Data records for software interfaces:
________

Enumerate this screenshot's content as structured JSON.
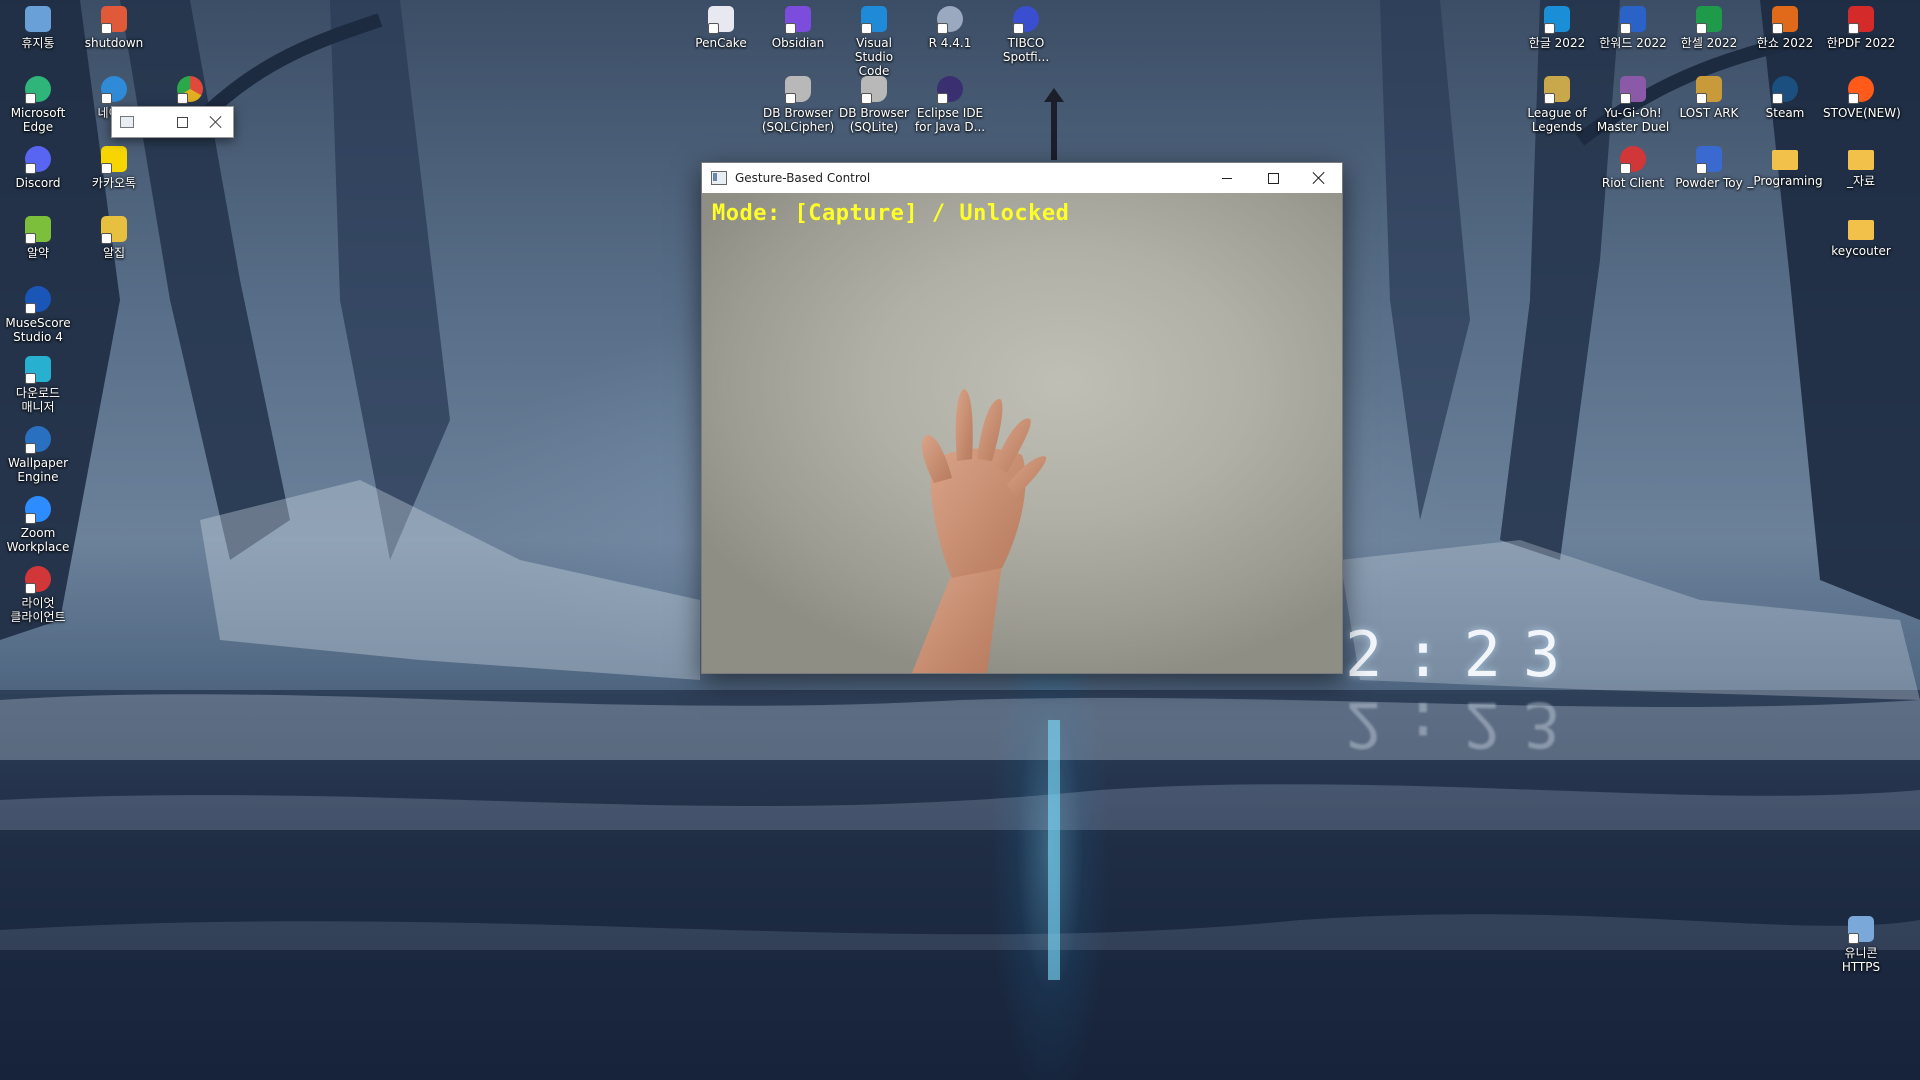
{
  "desktop": {
    "icons": [
      {
        "id": "recycle",
        "label": "휴지통",
        "icon": "recycle-bin-icon",
        "color": "#6aa0d8"
      },
      {
        "id": "shutdown",
        "label": "shutdown",
        "icon": "shutdown-icon",
        "color": "#e05a3a"
      },
      {
        "id": "edge",
        "label": "Microsoft\nEdge",
        "icon": "edge-icon",
        "color": "#2fb47a"
      },
      {
        "id": "naver",
        "label": "네이버",
        "icon": "naver-whale-icon",
        "color": "#2f8ad8"
      },
      {
        "id": "chrome",
        "label": "",
        "icon": "chrome-icon",
        "color": "#e0b020"
      },
      {
        "id": "discord",
        "label": "Discord",
        "icon": "discord-icon",
        "color": "#5865f2"
      },
      {
        "id": "kakaotalk",
        "label": "카카오톡",
        "icon": "kakaotalk-icon",
        "color": "#f7d600"
      },
      {
        "id": "alyac",
        "label": "알약",
        "icon": "alyac-icon",
        "color": "#7bbf3a"
      },
      {
        "id": "alzip",
        "label": "알집",
        "icon": "alzip-icon",
        "color": "#e8c040"
      },
      {
        "id": "musescore",
        "label": "MuseScore\nStudio 4",
        "icon": "musescore-icon",
        "color": "#1a55b8"
      },
      {
        "id": "download",
        "label": "다운로드\n매니저",
        "icon": "download-manager-icon",
        "color": "#28b0d0"
      },
      {
        "id": "wallpaper",
        "label": "Wallpaper\nEngine",
        "icon": "wallpaper-engine-icon",
        "color": "#2a70c0"
      },
      {
        "id": "zoom",
        "label": "Zoom\nWorkplace",
        "icon": "zoom-icon",
        "color": "#2d8cff"
      },
      {
        "id": "riotclient-ko",
        "label": "라이엇\n클라이언트",
        "icon": "riot-client-icon",
        "color": "#d13639"
      },
      {
        "id": "pencake",
        "label": "PenCake",
        "icon": "pencake-icon",
        "color": "#e8e8f0"
      },
      {
        "id": "obsidian",
        "label": "Obsidian",
        "icon": "obsidian-icon",
        "color": "#7c4ddc"
      },
      {
        "id": "vscode",
        "label": "Visual Studio\nCode",
        "icon": "vscode-icon",
        "color": "#1f8ad8"
      },
      {
        "id": "r",
        "label": "R 4.4.1",
        "icon": "r-icon",
        "color": "#9aa8c0"
      },
      {
        "id": "tibco",
        "label": "TIBCO\nSpotfi...",
        "icon": "tibco-spotfire-icon",
        "color": "#3a4fd0"
      },
      {
        "id": "dbcipher",
        "label": "DB Browser\n(SQLCipher)",
        "icon": "db-browser-icon",
        "color": "#b8b8b8"
      },
      {
        "id": "dbsqlite",
        "label": "DB Browser\n(SQLite)",
        "icon": "db-browser-icon",
        "color": "#b8b8b8"
      },
      {
        "id": "eclipse",
        "label": "Eclipse IDE\nfor Java D...",
        "icon": "eclipse-icon",
        "color": "#3a2f70"
      },
      {
        "id": "hangul",
        "label": "한글 2022",
        "icon": "hangul-icon",
        "color": "#1a8fd8"
      },
      {
        "id": "hanword",
        "label": "한워드 2022",
        "icon": "hanword-icon",
        "color": "#2a62c8"
      },
      {
        "id": "hancell",
        "label": "한셀 2022",
        "icon": "hancell-icon",
        "color": "#1f9a4a"
      },
      {
        "id": "hanshow",
        "label": "한쇼 2022",
        "icon": "hanshow-icon",
        "color": "#e06a1a"
      },
      {
        "id": "hanpdf",
        "label": "한PDF 2022",
        "icon": "hanpdf-icon",
        "color": "#d42a2a"
      },
      {
        "id": "lol",
        "label": "League of\nLegends",
        "icon": "league-of-legends-icon",
        "color": "#c8a84a"
      },
      {
        "id": "yugioh",
        "label": "Yu-Gi-Oh!\nMaster Duel",
        "icon": "yugioh-icon",
        "color": "#8a5aa8"
      },
      {
        "id": "lostark",
        "label": "LOST ARK",
        "icon": "lost-ark-icon",
        "color": "#c89a3a"
      },
      {
        "id": "steam",
        "label": "Steam",
        "icon": "steam-icon",
        "color": "#1b4f80"
      },
      {
        "id": "stove",
        "label": "STOVE(NEW)",
        "icon": "stove-icon",
        "color": "#ff5a1a"
      },
      {
        "id": "riot",
        "label": "Riot Client",
        "icon": "riot-client-icon",
        "color": "#d13639"
      },
      {
        "id": "powdertoy",
        "label": "Powder Toy",
        "icon": "powder-toy-icon",
        "color": "#3a6ad0"
      },
      {
        "id": "programing",
        "label": "_Programing",
        "icon": "folder-icon",
        "color": "#f2c14a"
      },
      {
        "id": "jaryo",
        "label": "_자료",
        "icon": "folder-icon",
        "color": "#f2c14a"
      },
      {
        "id": "keycouter",
        "label": "keycouter",
        "icon": "folder-icon",
        "color": "#f2c14a"
      },
      {
        "id": "unicorn",
        "label": "유니콘\nHTTPS",
        "icon": "unicorn-https-icon",
        "color": "#7aa8d8"
      }
    ]
  },
  "gesture_window": {
    "title": "Gesture-Based Control",
    "mode_text": "Mode: [Capture] / Unlocked",
    "minimize_label": "minimize",
    "maximize_label": "maximize",
    "close_label": "close"
  },
  "wallpaper_clock": "2:23"
}
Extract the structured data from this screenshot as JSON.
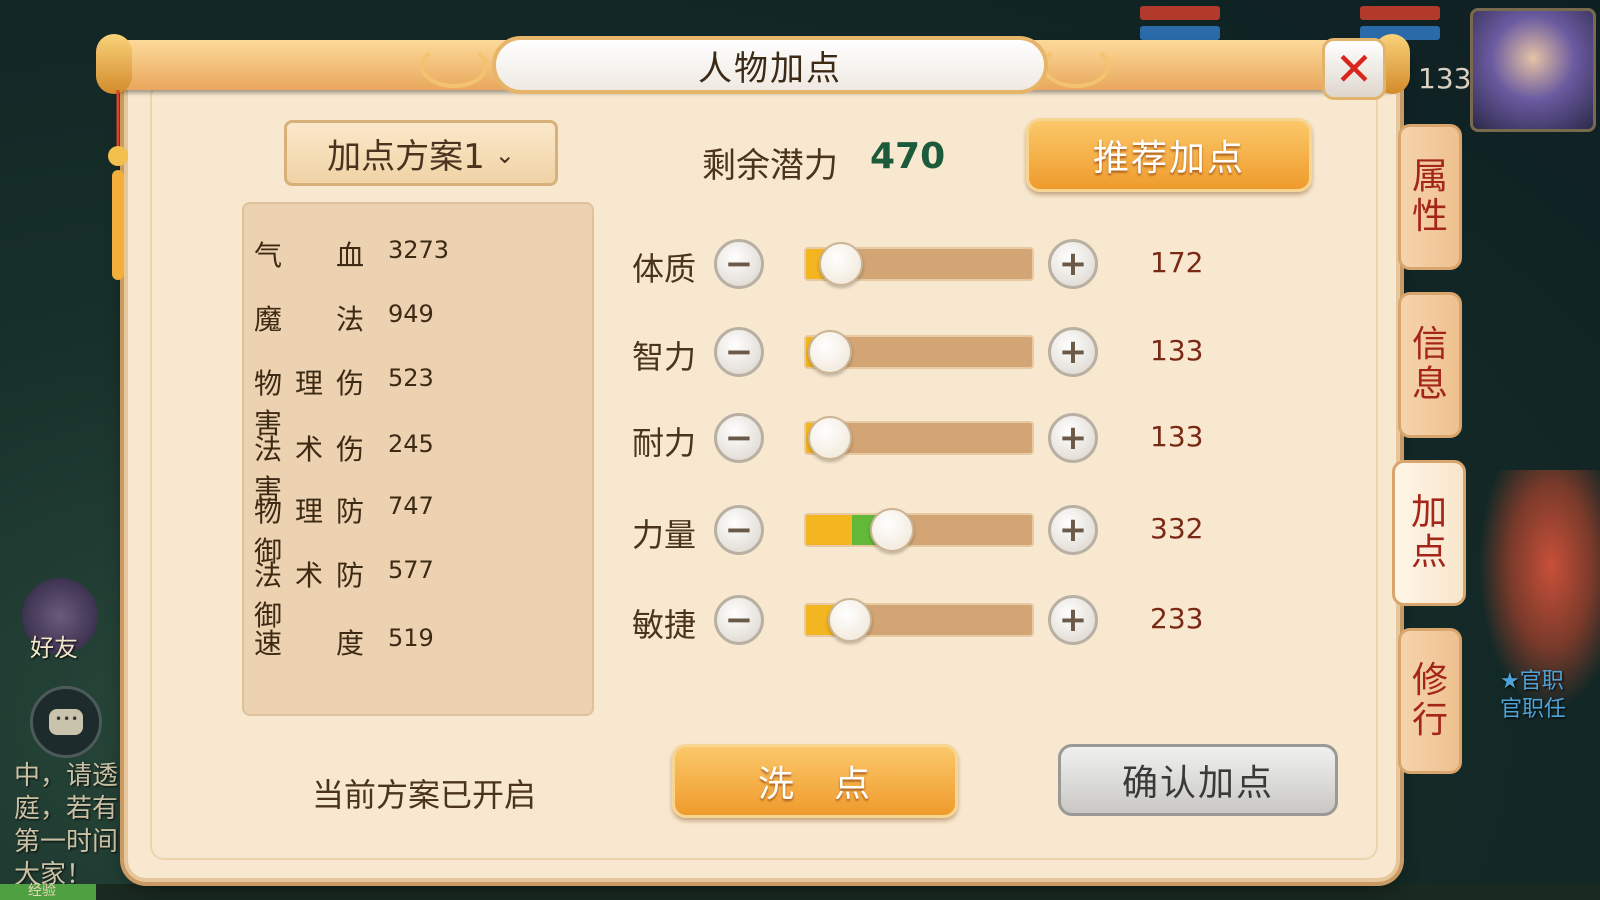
{
  "background": {
    "chat_text": [
      "中，请透",
      "庭，若有",
      "第一时间",
      "大家！"
    ],
    "friend_label": "好友",
    "hud_number": "133",
    "npc_text": [
      "★官职",
      "官职任"
    ],
    "exp_label": "经验"
  },
  "window": {
    "title": "人物加点",
    "close_icon": "close-icon"
  },
  "plan": {
    "selected": "加点方案1",
    "chevron": "⌄"
  },
  "potential": {
    "label": "剩余潜力",
    "value": "470"
  },
  "recommend_button": "推荐加点",
  "stats": [
    {
      "label": "气血",
      "value": "3273"
    },
    {
      "label": "魔法",
      "value": "949"
    },
    {
      "label": "物理伤害",
      "value": "523"
    },
    {
      "label": "法术伤害",
      "value": "245"
    },
    {
      "label": "物理防御",
      "value": "747"
    },
    {
      "label": "法术防御",
      "value": "577"
    },
    {
      "label": "速度",
      "value": "519"
    }
  ],
  "attributes": [
    {
      "label": "体质",
      "value": "172",
      "base_fill": 0.1,
      "added_fill": 0.0,
      "knob": 0.1
    },
    {
      "label": "智力",
      "value": "133",
      "base_fill": 0.05,
      "added_fill": 0.0,
      "knob": 0.05
    },
    {
      "label": "耐力",
      "value": "133",
      "base_fill": 0.05,
      "added_fill": 0.0,
      "knob": 0.05
    },
    {
      "label": "力量",
      "value": "332",
      "base_fill": 0.2,
      "added_fill": 0.12,
      "knob": 0.32
    },
    {
      "label": "敏捷",
      "value": "233",
      "base_fill": 0.14,
      "added_fill": 0.0,
      "knob": 0.14
    }
  ],
  "minus_symbol": "−",
  "plus_symbol": "+",
  "status_text": "当前方案已开启",
  "wash_button": "洗　点",
  "confirm_button": "确认加点",
  "side_tabs": [
    {
      "label": "属性",
      "active": false
    },
    {
      "label": "信息",
      "active": false
    },
    {
      "label": "加点",
      "active": true
    },
    {
      "label": "修行",
      "active": false
    }
  ],
  "colors": {
    "panel": "#f8e8cf",
    "accent_orange": "#ef9b2c",
    "potential_value": "#1b5b3c",
    "tab_text": "#a4261a",
    "bar_yellow": "#f3b520",
    "bar_green": "#62b838"
  }
}
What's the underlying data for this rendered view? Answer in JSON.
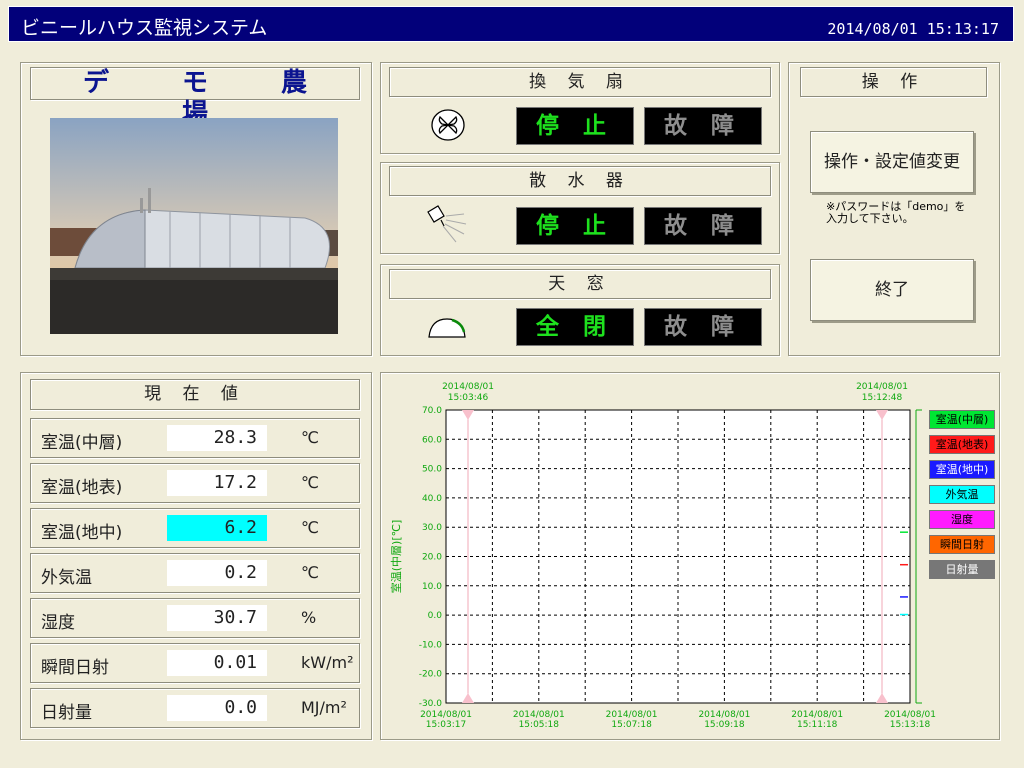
{
  "app": {
    "title": "ビニールハウス監視システム",
    "datetime": "2014/08/01  15:13:17"
  },
  "farm": {
    "name": "デ モ 農 場"
  },
  "devices": [
    {
      "title": "換 気 扇",
      "icon": "fan-icon",
      "state": "停 止",
      "fault": "故 障"
    },
    {
      "title": "散 水 器",
      "icon": "sprinkler-icon",
      "state": "停 止",
      "fault": "故 障"
    },
    {
      "title": "天 窓",
      "icon": "skylight-icon",
      "state": "全 閉",
      "fault": "故 障"
    }
  ],
  "operations": {
    "title": "操 作",
    "settings_button": "操作・設定値変更",
    "note_line1": "※パスワードは「demo」を",
    "note_line2": "入力して下さい。",
    "exit_button": "終了"
  },
  "current": {
    "title": "現 在 値",
    "rows": [
      {
        "label": "室温(中層)",
        "value": "28.3",
        "unit": "℃"
      },
      {
        "label": "室温(地表)",
        "value": "17.2",
        "unit": "℃"
      },
      {
        "label": "室温(地中)",
        "value": "6.2",
        "unit": "℃"
      },
      {
        "label": "外気温",
        "value": "0.2",
        "unit": "℃"
      },
      {
        "label": "湿度",
        "value": "30.7",
        "unit": "%"
      },
      {
        "label": "瞬間日射",
        "value": "0.01",
        "unit": "kW/m²"
      },
      {
        "label": "日射量",
        "value": "0.0",
        "unit": "MJ/m²"
      }
    ]
  },
  "chart": {
    "cursor_left_date": "2014/08/01",
    "cursor_left_time": "15:03:46",
    "cursor_right_date": "2014/08/01",
    "cursor_right_time": "15:12:48",
    "ylabel": "室温(中層)[℃]"
  },
  "legend": [
    {
      "label": "室温(中層)",
      "color": "#00e633",
      "text": "#000000"
    },
    {
      "label": "室温(地表)",
      "color": "#ff1a1a",
      "text": "#000000"
    },
    {
      "label": "室温(地中)",
      "color": "#1a1aff",
      "text": "#ffffff"
    },
    {
      "label": "外気温",
      "color": "#00ffff",
      "text": "#000000"
    },
    {
      "label": "湿度",
      "color": "#ff1aff",
      "text": "#000000"
    },
    {
      "label": "瞬間日射",
      "color": "#ff6600",
      "text": "#000000"
    },
    {
      "label": "日射量",
      "color": "#777777",
      "text": "#ffffff"
    }
  ],
  "chart_data": {
    "type": "line",
    "ylabel": "室温(中層)[℃]",
    "ylim": [
      -30,
      70
    ],
    "yticks": [
      "70.0",
      "60.0",
      "50.0",
      "40.0",
      "30.0",
      "20.0",
      "10.0",
      "0.0",
      "-10.0",
      "-20.0",
      "-30.0"
    ],
    "xticks": [
      {
        "date": "2014/08/01",
        "time": "15:03:17"
      },
      {
        "date": "2014/08/01",
        "time": "15:05:18"
      },
      {
        "date": "2014/08/01",
        "time": "15:07:18"
      },
      {
        "date": "2014/08/01",
        "time": "15:09:18"
      },
      {
        "date": "2014/08/01",
        "time": "15:11:18"
      },
      {
        "date": "2014/08/01",
        "time": "15:13:18"
      }
    ],
    "series": [
      {
        "name": "室温(中層)",
        "color": "#00e633",
        "values": [
          28.3
        ]
      },
      {
        "name": "室温(地表)",
        "color": "#ff1a1a",
        "values": [
          17.2
        ]
      },
      {
        "name": "室温(地中)",
        "color": "#1a1aff",
        "values": [
          6.2
        ]
      },
      {
        "name": "外気温",
        "color": "#00ffff",
        "values": [
          0.2
        ]
      }
    ],
    "grid": true
  }
}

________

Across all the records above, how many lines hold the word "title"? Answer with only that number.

8